These patients realistically only consist of about half of men seeking treatment.

Why Your Prostate Surgeon Choice Matters

Prostate cancer surgery is not a procedure that can be done well by just any surgeon, especially when it comes to preserving your long-term health. Nearly any urologist can remove the prostate safely, but there may be side effects that reduce quality of life in the long run. For example, surgery can not only affect erectile function, but it can also disturb urinary function, depending on the surgeon’s skill.

So don't let the pressure of a prostate cancer diagnosis rush you through this decision-making process; take your time and make the right choice. See as many practitioners as you can to explore all of your treatment options and gather as much information as possible before you get prostate cancer treatment.

Also, remember that there is a lot of misinformation about prostate cancer out there. For example, a common misconception heard in our clinics is: “I didn’t think prostate cancer could kill me."

This is simply not true, as it remains the second leading cause of cancer death in men. It is, however, generally slow-growing if caught in time. So there is time to make the correct decision for you, which may even be no treatment at all.

While prostate cancers may be slow-growing — which is why you don’t need to make a treatment decision in one day — avoiding treatment altogether is not recommended without expert guidance and input from a trained doctor or surgeon. At the same time, some low-risk cases require no treatment at all. So do your research and be mindful of your choice in prostate surgeon, and you'll increase your chances of positive outcomes.

We are here to help.

If you have questions about the MedStar Georgetown Cancer Network or are ready to schedule a consultation with one of our specialists, call us at 855-546-1815 or click the request a consultation button.

Keith Kowalczyk, MD, is board certified in urology, with fellowship training in urologic oncology and robotic-assisted surgery from Brigham and Women’s Hospital/Harvard Medical School. Dr. Kowalczyk focuses his practice specifically on urologic malignancies such as prostate, kidney, testicular, and bladder cancers.
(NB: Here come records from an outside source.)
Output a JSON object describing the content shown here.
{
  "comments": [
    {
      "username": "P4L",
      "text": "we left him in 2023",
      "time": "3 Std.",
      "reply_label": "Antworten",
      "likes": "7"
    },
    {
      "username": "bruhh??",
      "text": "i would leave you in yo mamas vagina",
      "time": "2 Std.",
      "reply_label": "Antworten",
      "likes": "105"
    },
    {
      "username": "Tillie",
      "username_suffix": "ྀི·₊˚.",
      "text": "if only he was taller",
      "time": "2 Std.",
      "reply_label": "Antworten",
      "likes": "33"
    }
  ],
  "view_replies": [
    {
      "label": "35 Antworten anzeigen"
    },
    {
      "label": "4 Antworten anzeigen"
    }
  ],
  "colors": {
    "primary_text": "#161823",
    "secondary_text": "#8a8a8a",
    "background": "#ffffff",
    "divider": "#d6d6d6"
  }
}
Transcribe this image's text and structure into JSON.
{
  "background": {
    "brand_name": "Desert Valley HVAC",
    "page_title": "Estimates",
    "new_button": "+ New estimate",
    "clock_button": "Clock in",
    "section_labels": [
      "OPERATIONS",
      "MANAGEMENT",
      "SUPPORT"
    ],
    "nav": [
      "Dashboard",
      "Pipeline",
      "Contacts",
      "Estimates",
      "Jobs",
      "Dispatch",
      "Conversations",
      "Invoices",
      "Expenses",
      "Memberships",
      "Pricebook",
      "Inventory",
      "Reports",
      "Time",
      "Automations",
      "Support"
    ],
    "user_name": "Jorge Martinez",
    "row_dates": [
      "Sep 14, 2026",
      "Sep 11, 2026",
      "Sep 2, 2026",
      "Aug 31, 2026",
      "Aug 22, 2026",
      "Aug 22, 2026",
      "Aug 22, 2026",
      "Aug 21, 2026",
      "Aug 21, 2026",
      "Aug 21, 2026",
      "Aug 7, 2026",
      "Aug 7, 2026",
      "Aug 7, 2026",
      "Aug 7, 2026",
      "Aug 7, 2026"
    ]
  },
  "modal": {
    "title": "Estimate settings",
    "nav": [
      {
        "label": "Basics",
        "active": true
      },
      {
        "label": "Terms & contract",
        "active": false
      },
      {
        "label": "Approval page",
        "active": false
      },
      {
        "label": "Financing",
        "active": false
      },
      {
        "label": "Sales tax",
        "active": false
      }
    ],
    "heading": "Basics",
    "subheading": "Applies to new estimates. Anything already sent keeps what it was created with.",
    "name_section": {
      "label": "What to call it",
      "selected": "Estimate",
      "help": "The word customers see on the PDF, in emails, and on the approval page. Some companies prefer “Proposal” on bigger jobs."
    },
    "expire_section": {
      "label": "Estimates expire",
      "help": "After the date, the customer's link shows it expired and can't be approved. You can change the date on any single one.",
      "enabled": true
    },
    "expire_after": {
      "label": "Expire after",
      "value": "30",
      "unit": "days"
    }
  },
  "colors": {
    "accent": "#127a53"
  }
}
While skilled in performing traditional open surgery, his special expertise is in robotic-assisted surgery, and he has performed hundreds of procedures using this technology.